Afin de refléter davantage la population canadienne et d’encourager des femmes musulmanes à envisager une carrière policière, la GRC a récemment décidé d’autoriser le port du hijab. La GRC insiste sur le fait que le foulard a été conçu pour être sécuritaire, après une série de tests rigoureux. La nouvelle a fait le tour du monde.

« Nous n’avons pas pris position sur le sujet, mais nous sommes très ouverts à ce genre de demandes », a indiqué hier la commandante du SPVM Marie-Claude Dandenault. Cette prise de position de la GRC incite le corps policier montréalais à évaluer la question, dit-elle. Au Canada, les forces armées, la police de Toronto et la police d’Edmonton permettent déjà le port du foulard.

« J’ai toujours dit, tant qu’il y a le visage découvert, je n’ai pas de problème avec ça », a quant à lui déclaré hier le maire de Montréal, Denis Coderre, en réponse à une question sur le sujet.

Comme le SPVM, la Sûreté du Québec (SQ) n’a jamais reçu de demandes de ses membres en ce sens.
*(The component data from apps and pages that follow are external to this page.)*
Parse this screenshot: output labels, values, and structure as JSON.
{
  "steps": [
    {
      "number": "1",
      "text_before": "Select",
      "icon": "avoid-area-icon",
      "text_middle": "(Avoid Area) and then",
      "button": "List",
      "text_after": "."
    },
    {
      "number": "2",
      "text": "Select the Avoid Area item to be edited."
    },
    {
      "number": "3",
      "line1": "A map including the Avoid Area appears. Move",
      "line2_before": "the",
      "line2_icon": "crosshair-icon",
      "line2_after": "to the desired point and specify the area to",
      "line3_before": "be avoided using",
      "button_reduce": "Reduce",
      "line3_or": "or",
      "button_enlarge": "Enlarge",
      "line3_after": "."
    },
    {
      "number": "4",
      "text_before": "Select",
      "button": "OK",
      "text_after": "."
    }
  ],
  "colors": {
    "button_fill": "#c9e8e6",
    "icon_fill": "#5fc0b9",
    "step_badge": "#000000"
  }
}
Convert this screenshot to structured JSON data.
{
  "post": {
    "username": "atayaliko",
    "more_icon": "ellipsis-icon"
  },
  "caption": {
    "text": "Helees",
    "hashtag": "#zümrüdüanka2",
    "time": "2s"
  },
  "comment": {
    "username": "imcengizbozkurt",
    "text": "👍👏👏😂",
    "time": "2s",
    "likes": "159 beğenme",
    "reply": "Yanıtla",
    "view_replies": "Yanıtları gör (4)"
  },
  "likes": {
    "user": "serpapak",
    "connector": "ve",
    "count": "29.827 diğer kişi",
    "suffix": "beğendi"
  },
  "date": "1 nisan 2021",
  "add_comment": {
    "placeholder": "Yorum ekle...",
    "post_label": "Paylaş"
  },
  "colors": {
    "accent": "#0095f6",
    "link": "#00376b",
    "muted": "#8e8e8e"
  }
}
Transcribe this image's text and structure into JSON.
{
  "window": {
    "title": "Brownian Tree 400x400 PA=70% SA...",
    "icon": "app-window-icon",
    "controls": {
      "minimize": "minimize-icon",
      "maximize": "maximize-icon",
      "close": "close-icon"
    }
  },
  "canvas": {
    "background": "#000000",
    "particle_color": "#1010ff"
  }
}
 « On n’a jamais pris position », a indiqué le lieutenant Jason Allard, responsable des communications au sein de la police provinciale, qui a souligné qu’il ne voulait pas commenter la décision de la GRC

« On n’a jamais eu de demandes d’accommodement d’uniformes pour des motifs religieux », indique le lieutenant Jason Allard, responsable des communications à la SQ.

Le lieutenant Allard affirme que la Sûreté du Québec a fait des efforts au cours des dernières années afin d’augmenter le nombre de femmes et de membres issus des communautés culturelles au sein du corps policier. « On privilégie une meilleure représentation de toutes les cultures, mais on ne vise pas de groupe spécifique comme l’a fait la GRC », dit-il.

And Calgary is already ahead: